THE PROBLEM
Without any images, output the records below verbatim.

START SOURCE INFORMATION

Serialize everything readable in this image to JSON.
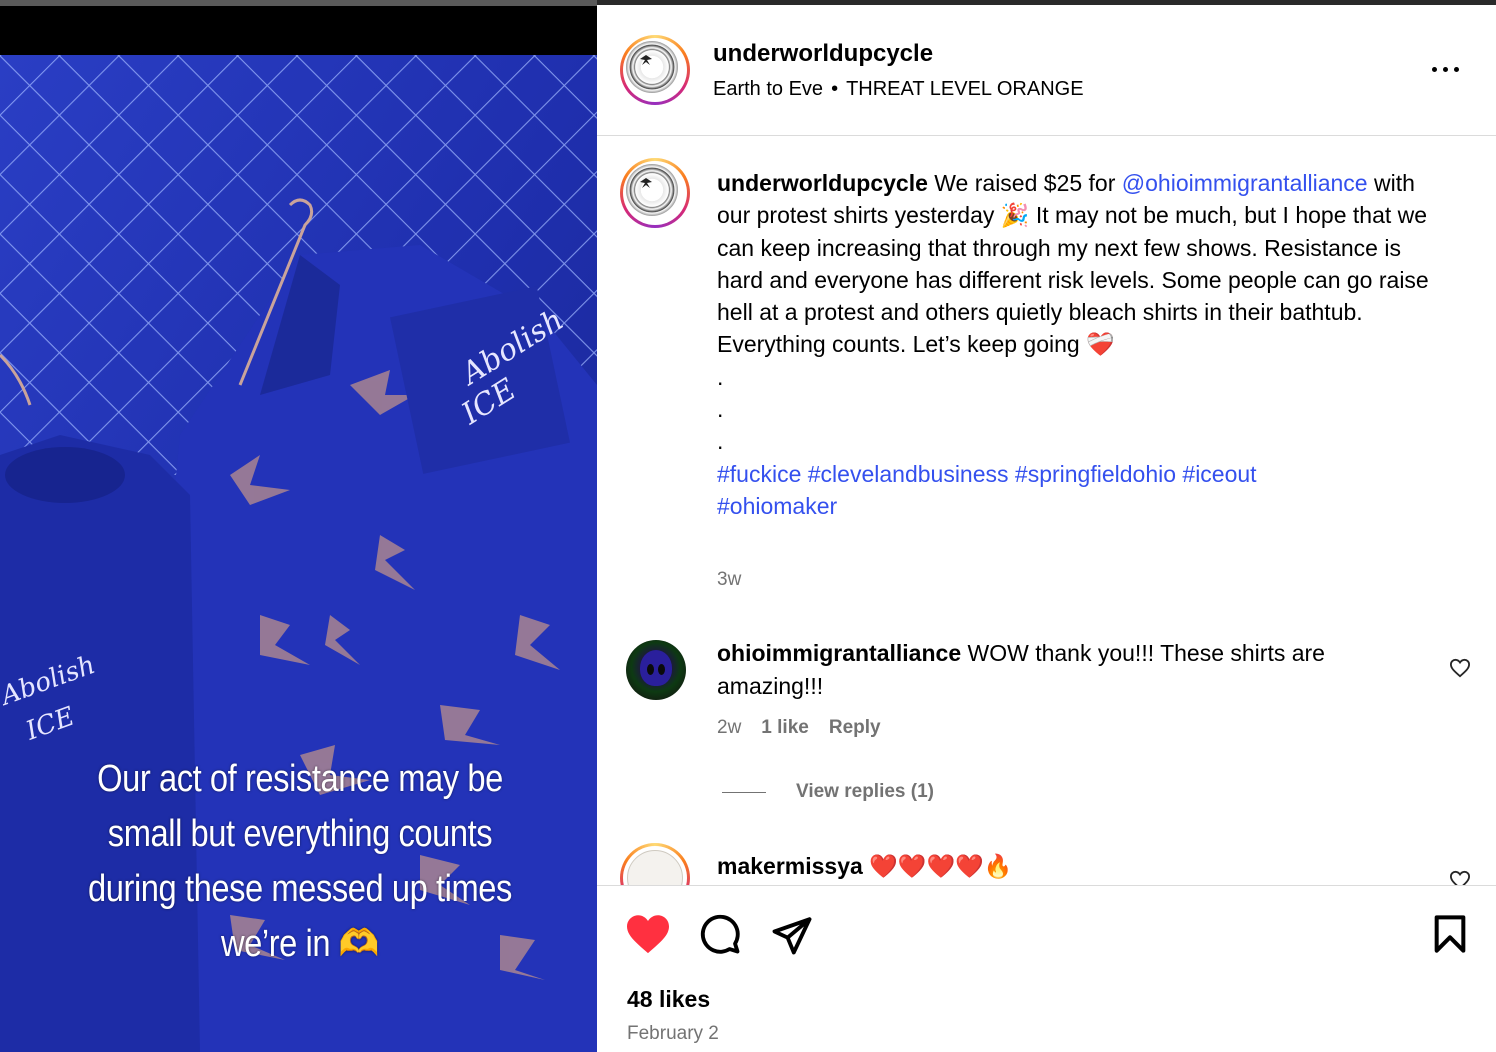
{
  "post": {
    "username": "underworldupcycle",
    "audio_artist": "Earth to Eve",
    "audio_track": "THREAT LEVEL ORANGE",
    "media_overlay_text": [
      "Our act of resistance may be",
      "small but everything counts",
      "during these messed up times",
      "we’re in"
    ],
    "media_overlay_emoji": "🫶",
    "caption": {
      "username": "underworldupcycle",
      "part1": " We raised $25 for ",
      "mention": "@ohioimmigrantalliance",
      "part2": " with our protest shirts yesterday ",
      "emoji1": "🎉",
      "part3": " It may not be much, but I hope that we can keep increasing that through my next few shows. Resistance is hard and everyone has different risk levels. Some people can go raise hell at a protest and others quietly bleach shirts in their bathtub. Everything counts. Let’s keep going ",
      "emoji2": "❤️‍🩹",
      "dots": [
        ".",
        ".",
        "."
      ],
      "hashtags": "#fuckice #clevelandbusiness #springfieldohio #iceout #ohiomaker"
    },
    "caption_time": "3w",
    "likes": "48 likes",
    "date": "February 2"
  },
  "comments": [
    {
      "username": "ohioimmigrantalliance",
      "text": " WOW thank you!!! These shirts are amazing!!!",
      "time": "2w",
      "likes": "1 like",
      "reply_label": "Reply",
      "view_replies": "View replies (1)"
    },
    {
      "username": "makermissya",
      "text": " ❤️❤️❤️❤️🔥"
    }
  ],
  "icons": {
    "more": "more-options-icon",
    "like": "heart-filled-icon",
    "comment": "comment-bubble-icon",
    "share": "paper-plane-icon",
    "save": "bookmark-icon",
    "comment_like": "heart-outline-icon"
  },
  "colors": {
    "link": "#3450ee",
    "like_active": "#ff3040",
    "secondary_text": "#737373"
  }
}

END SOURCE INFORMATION

ANSWER TO THIS EXERCISE
Serialize everything readable in this image to JSON.
{
  "post": {
    "username": "underworldupcycle",
    "audio_artist": "Earth to Eve",
    "audio_track": "THREAT LEVEL ORANGE",
    "media_overlay_text": [
      "Our act of resistance may be",
      "small but everything counts",
      "during these messed up times",
      "we’re in"
    ],
    "media_overlay_emoji": "🫶",
    "caption": {
      "username": "underworldupcycle",
      "part1": " We raised $25 for ",
      "mention": "@ohioimmigrantalliance",
      "part2": " with our protest shirts yesterday ",
      "emoji1": "🎉",
      "part3": " It may not be much, but I hope that we can keep increasing that through my next few shows. Resistance is hard and everyone has different risk levels. Some people can go raise hell at a protest and others quietly bleach shirts in their bathtub. Everything counts. Let’s keep going ",
      "emoji2": "❤️‍🩹",
      "dots": [
        ".",
        ".",
        "."
      ],
      "hashtags": "#fuckice #clevelandbusiness #springfieldohio #iceout #ohiomaker"
    },
    "caption_time": "3w",
    "likes": "48 likes",
    "date": "February 2"
  },
  "comments": [
    {
      "username": "ohioimmigrantalliance",
      "text": " WOW thank you!!! These shirts are amazing!!!",
      "time": "2w",
      "likes": "1 like",
      "reply_label": "Reply",
      "view_replies": "View replies (1)"
    },
    {
      "username": "makermissya",
      "text": " ❤️❤️❤️❤️🔥"
    }
  ],
  "icons": {
    "more": "more-options-icon",
    "like": "heart-filled-icon",
    "comment": "comment-bubble-icon",
    "share": "paper-plane-icon",
    "save": "bookmark-icon",
    "comment_like": "heart-outline-icon"
  },
  "colors": {
    "link": "#3450ee",
    "like_active": "#ff3040",
    "secondary_text": "#737373"
  }
}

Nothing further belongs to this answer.